A man of few words who says a lot especially with his laughs and smiles. – Aunt Kate

Jack is just a light soul and a whole lot of laughter and smiles. He is also a great dance partner. – Other Mother Orla

Jack is engaged. People think not speaking would isolate him, but it sure doesn’t. – Mymom

Absolutely famntastic! The best friend anyone could ask for. Empathetic, funny, charming. – Other Father Peter

As my grandson and my inspiration as a valiant and brave guy always ready to replace difficulties and tragedy with a laugh. – Nonno

Jack is the best human being ever, my inspiration in life! – Other Mother Lilly

Jack is pure love! The most beautiful soul I have ever met. He means kindness, friendship, strength and sensitivity with a resilient heart. Jack is an example of how to live life with grace and joy no matter the adversities. – Other Mother Monica

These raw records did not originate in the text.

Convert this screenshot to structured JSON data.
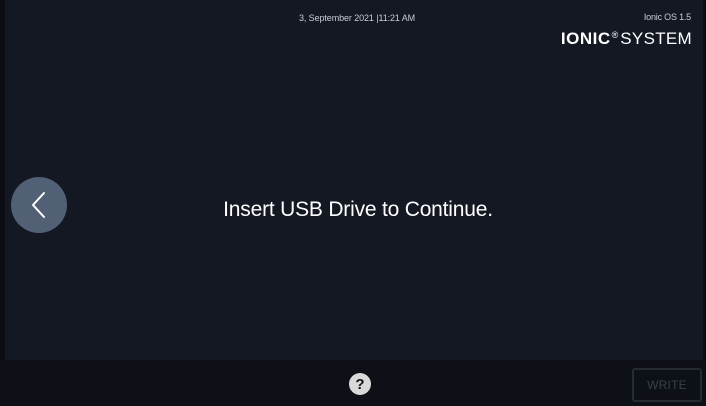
{
  "header": {
    "datetime": "3, September 2021 |11:21 AM",
    "os_version": "Ionic OS 1.5",
    "brand": {
      "bold": "IONIC",
      "registered": "®",
      "light": "SYSTEM"
    }
  },
  "navigation": {
    "back_icon": "chevron-left-icon"
  },
  "main": {
    "message": "Insert USB Drive to Continue."
  },
  "footer": {
    "help_icon": "question-mark-icon",
    "help_glyph": "?",
    "write_label": "WRITE",
    "write_state": "disabled"
  },
  "colors": {
    "background": "#141823",
    "footer_background": "#0d1016",
    "back_button": "#526075",
    "text": "#ffffff",
    "disabled_text": "#3a3f48"
  }
}
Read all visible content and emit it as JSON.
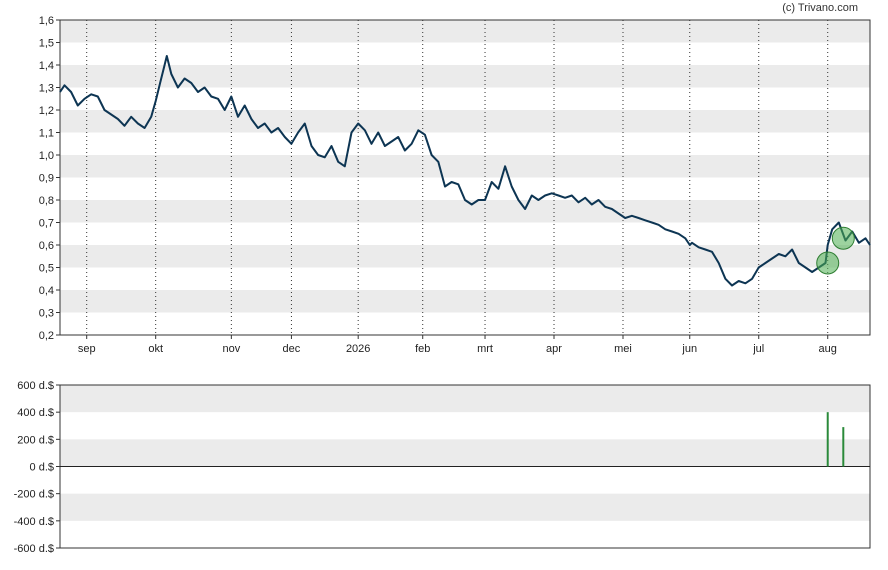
{
  "credit": "(c) Trivano.com",
  "colors": {
    "price_line": "#0d3553",
    "band": "#ebebeb",
    "bar": "#2a8a3a",
    "marker_fill": "#4caf50"
  },
  "chart_data": [
    {
      "type": "line",
      "title": "",
      "ylim": [
        0.2,
        1.6
      ],
      "ytick_labels": [
        "0,2",
        "0,3",
        "0,4",
        "0,5",
        "0,6",
        "0,7",
        "0,8",
        "0,9",
        "1,0",
        "1,1",
        "1,2",
        "1,3",
        "1,4",
        "1,5",
        "1,6"
      ],
      "ytick_values": [
        0.2,
        0.3,
        0.4,
        0.5,
        0.6,
        0.7,
        0.8,
        0.9,
        1.0,
        1.1,
        1.2,
        1.3,
        1.4,
        1.5,
        1.6
      ],
      "xtick_labels": [
        "sep",
        "okt",
        "nov",
        "dec",
        "2026",
        "feb",
        "mrt",
        "apr",
        "mei",
        "jun",
        "jul",
        "aug"
      ],
      "xtick_days": [
        12,
        43,
        77,
        104,
        134,
        163,
        191,
        222,
        253,
        283,
        314,
        345
      ],
      "x_days_total": 364,
      "grid": "vertical dotted at month ticks, alternating horizontal bands",
      "series": [
        {
          "x": [
            0,
            2,
            5,
            8,
            11,
            14,
            17,
            20,
            23,
            26,
            29,
            32,
            35,
            38,
            41,
            43,
            45,
            47,
            48,
            50,
            53,
            56,
            59,
            62,
            65,
            68,
            71,
            74,
            77,
            80,
            83,
            86,
            89,
            92,
            95,
            98,
            101,
            104,
            107,
            110,
            113,
            116,
            119,
            122,
            125,
            128,
            131,
            134,
            137,
            140,
            143,
            146,
            149,
            152,
            155,
            158,
            161,
            164,
            167,
            170,
            173,
            176,
            179,
            182,
            185,
            188,
            191,
            194,
            197,
            200,
            203,
            206,
            209,
            212,
            215,
            218,
            221,
            224,
            227,
            230,
            233,
            236,
            239,
            242,
            245,
            248,
            251,
            254,
            257,
            260,
            263,
            266,
            269,
            272,
            275,
            278,
            281,
            283,
            284,
            287,
            290,
            293,
            296,
            299,
            302,
            305,
            308,
            311,
            314,
            317,
            320,
            323,
            326,
            329,
            332,
            335,
            338,
            341,
            344,
            345,
            347,
            350,
            353,
            356,
            359,
            362,
            364
          ],
          "y": [
            1.28,
            1.31,
            1.28,
            1.22,
            1.25,
            1.27,
            1.26,
            1.2,
            1.18,
            1.16,
            1.13,
            1.17,
            1.14,
            1.12,
            1.17,
            1.24,
            1.32,
            1.4,
            1.44,
            1.36,
            1.3,
            1.34,
            1.32,
            1.28,
            1.3,
            1.26,
            1.25,
            1.2,
            1.26,
            1.17,
            1.22,
            1.16,
            1.12,
            1.14,
            1.1,
            1.12,
            1.08,
            1.05,
            1.1,
            1.14,
            1.04,
            1.0,
            0.99,
            1.04,
            0.97,
            0.95,
            1.1,
            1.14,
            1.11,
            1.05,
            1.1,
            1.04,
            1.06,
            1.08,
            1.02,
            1.05,
            1.11,
            1.09,
            1.0,
            0.97,
            0.86,
            0.88,
            0.87,
            0.8,
            0.78,
            0.8,
            0.8,
            0.88,
            0.85,
            0.95,
            0.86,
            0.8,
            0.76,
            0.82,
            0.8,
            0.82,
            0.83,
            0.82,
            0.81,
            0.82,
            0.79,
            0.81,
            0.78,
            0.8,
            0.77,
            0.76,
            0.74,
            0.72,
            0.73,
            0.72,
            0.71,
            0.7,
            0.69,
            0.67,
            0.66,
            0.65,
            0.63,
            0.6,
            0.61,
            0.59,
            0.58,
            0.57,
            0.52,
            0.45,
            0.42,
            0.44,
            0.43,
            0.45,
            0.5,
            0.52,
            0.54,
            0.56,
            0.55,
            0.58,
            0.52,
            0.5,
            0.48,
            0.5,
            0.52,
            0.6,
            0.67,
            0.7,
            0.62,
            0.66,
            0.61,
            0.63,
            0.6
          ]
        }
      ],
      "markers": [
        {
          "x": 345,
          "y": 0.52
        },
        {
          "x": 352,
          "y": 0.63
        }
      ]
    },
    {
      "type": "bar",
      "title": "",
      "ylim": [
        -600,
        600
      ],
      "ytick_labels": [
        "600 d.$",
        "400 d.$",
        "200 d.$",
        "0 d.$",
        "-200 d.$",
        "-400 d.$",
        "-600 d.$"
      ],
      "ytick_values": [
        600,
        400,
        200,
        0,
        -200,
        -400,
        -600
      ],
      "x_days_total": 364,
      "bars": [
        {
          "x": 345,
          "value": 400
        },
        {
          "x": 352,
          "value": 290
        }
      ]
    }
  ]
}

Jack is an amazing young man who loves a good laugh more than anyone I know! – Uncle Matt

Once upon a time there was “a Iittle girl from Detroit” who would forever change a little boy by the name of Jack Torrey’s life!  Her gift to Jack has inspired so many and has given Jack the opportunity to be the awesome dude he is – a smile like no other and an awesome sense of humor to boot! – Love Aunt Kim

Jack’s journey shows that happiness and love can win. Jack still has the same attachment he always did. — Uncle Pablo

Our family can’t describe in words what Jacko means to us. He has completed our family. We love him so much. — Other Mother Maria and Family

Time is always a odd when it comes to remembering defining milestones. We will never forget that day in room 505, but it feels like both yesterday and a million years ago. We remember every detail of the anxiety and energy and hope and smell (stem cells smell terrible — who knew?) in the room when the life-saving cells went into Jacks’s body. It’s the day that we saved our son’s life with the help of countless doctors and nurses AND a family that donated precious cells, never knowing that they were going to give the gift of Jack to so many.

Thank you to the mother of the Little Lady from Detroit! Your gift didn’t just save Jack’s life, it changed the lives of many!!

Love, Jess